PROBLEM TO WORK ON:
Every entry below should be printed again exactly as it reads.

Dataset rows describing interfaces
§ §

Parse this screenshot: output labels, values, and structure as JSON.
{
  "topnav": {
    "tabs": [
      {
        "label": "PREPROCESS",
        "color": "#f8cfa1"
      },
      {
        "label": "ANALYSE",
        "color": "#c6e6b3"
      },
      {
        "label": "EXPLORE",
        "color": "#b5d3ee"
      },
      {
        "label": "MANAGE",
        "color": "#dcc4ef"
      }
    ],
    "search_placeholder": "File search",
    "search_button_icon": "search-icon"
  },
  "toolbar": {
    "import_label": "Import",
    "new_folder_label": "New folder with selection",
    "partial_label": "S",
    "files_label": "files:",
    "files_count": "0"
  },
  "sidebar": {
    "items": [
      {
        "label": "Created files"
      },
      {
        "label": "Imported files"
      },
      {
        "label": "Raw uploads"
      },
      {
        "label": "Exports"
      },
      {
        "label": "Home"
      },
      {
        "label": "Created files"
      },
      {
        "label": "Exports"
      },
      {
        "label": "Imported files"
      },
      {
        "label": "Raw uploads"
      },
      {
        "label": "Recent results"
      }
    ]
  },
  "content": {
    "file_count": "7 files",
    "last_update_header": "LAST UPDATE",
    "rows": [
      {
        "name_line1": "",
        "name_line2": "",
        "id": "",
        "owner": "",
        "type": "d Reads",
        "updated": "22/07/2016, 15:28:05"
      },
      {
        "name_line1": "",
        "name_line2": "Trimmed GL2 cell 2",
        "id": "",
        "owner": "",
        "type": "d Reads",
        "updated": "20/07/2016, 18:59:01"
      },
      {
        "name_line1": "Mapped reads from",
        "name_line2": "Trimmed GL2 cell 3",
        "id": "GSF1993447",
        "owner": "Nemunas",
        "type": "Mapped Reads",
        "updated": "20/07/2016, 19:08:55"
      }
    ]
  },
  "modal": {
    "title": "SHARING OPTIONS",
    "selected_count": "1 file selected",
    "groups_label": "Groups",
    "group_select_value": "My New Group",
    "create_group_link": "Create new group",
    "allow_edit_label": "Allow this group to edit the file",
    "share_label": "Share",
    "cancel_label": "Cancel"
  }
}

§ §

RESPONSE AREA:
Parse this screenshot: output labels, values, and structure as JSON.
{
  "topnav": {
    "tabs": [
      {
        "label": "PREPROCESS",
        "color": "#f8cfa1"
      },
      {
        "label": "ANALYSE",
        "color": "#c6e6b3"
      },
      {
        "label": "EXPLORE",
        "color": "#b5d3ee"
      },
      {
        "label": "MANAGE",
        "color": "#dcc4ef"
      }
    ],
    "search_placeholder": "File search",
    "search_button_icon": "search-icon"
  },
  "toolbar": {
    "import_label": "Import",
    "new_folder_label": "New folder with selection",
    "partial_label": "S",
    "files_label": "files:",
    "files_count": "0"
  },
  "sidebar": {
    "items": [
      {
        "label": "Created files"
      },
      {
        "label": "Imported files"
      },
      {
        "label": "Raw uploads"
      },
      {
        "label": "Exports"
      },
      {
        "label": "Home"
      },
      {
        "label": "Created files"
      },
      {
        "label": "Exports"
      },
      {
        "label": "Imported files"
      },
      {
        "label": "Raw uploads"
      },
      {
        "label": "Recent results"
      }
    ]
  },
  "content": {
    "file_count": "7 files",
    "last_update_header": "LAST UPDATE",
    "rows": [
      {
        "name_line1": "",
        "name_line2": "",
        "id": "",
        "owner": "",
        "type": "d Reads",
        "updated": "22/07/2016, 15:28:05"
      },
      {
        "name_line1": "",
        "name_line2": "Trimmed GL2 cell 2",
        "id": "",
        "owner": "",
        "type": "d Reads",
        "updated": "20/07/2016, 18:59:01"
      },
      {
        "name_line1": "Mapped reads from",
        "name_line2": "Trimmed GL2 cell 3",
        "id": "GSF1993447",
        "owner": "Nemunas",
        "type": "Mapped Reads",
        "updated": "20/07/2016, 19:08:55"
      }
    ]
  },
  "modal": {
    "title": "SHARING OPTIONS",
    "selected_count": "1 file selected",
    "groups_label": "Groups",
    "group_select_value": "My New Group",
    "create_group_link": "Create new group",
    "allow_edit_label": "Allow this group to edit the file",
    "share_label": "Share",
    "cancel_label": "Cancel"
  }
}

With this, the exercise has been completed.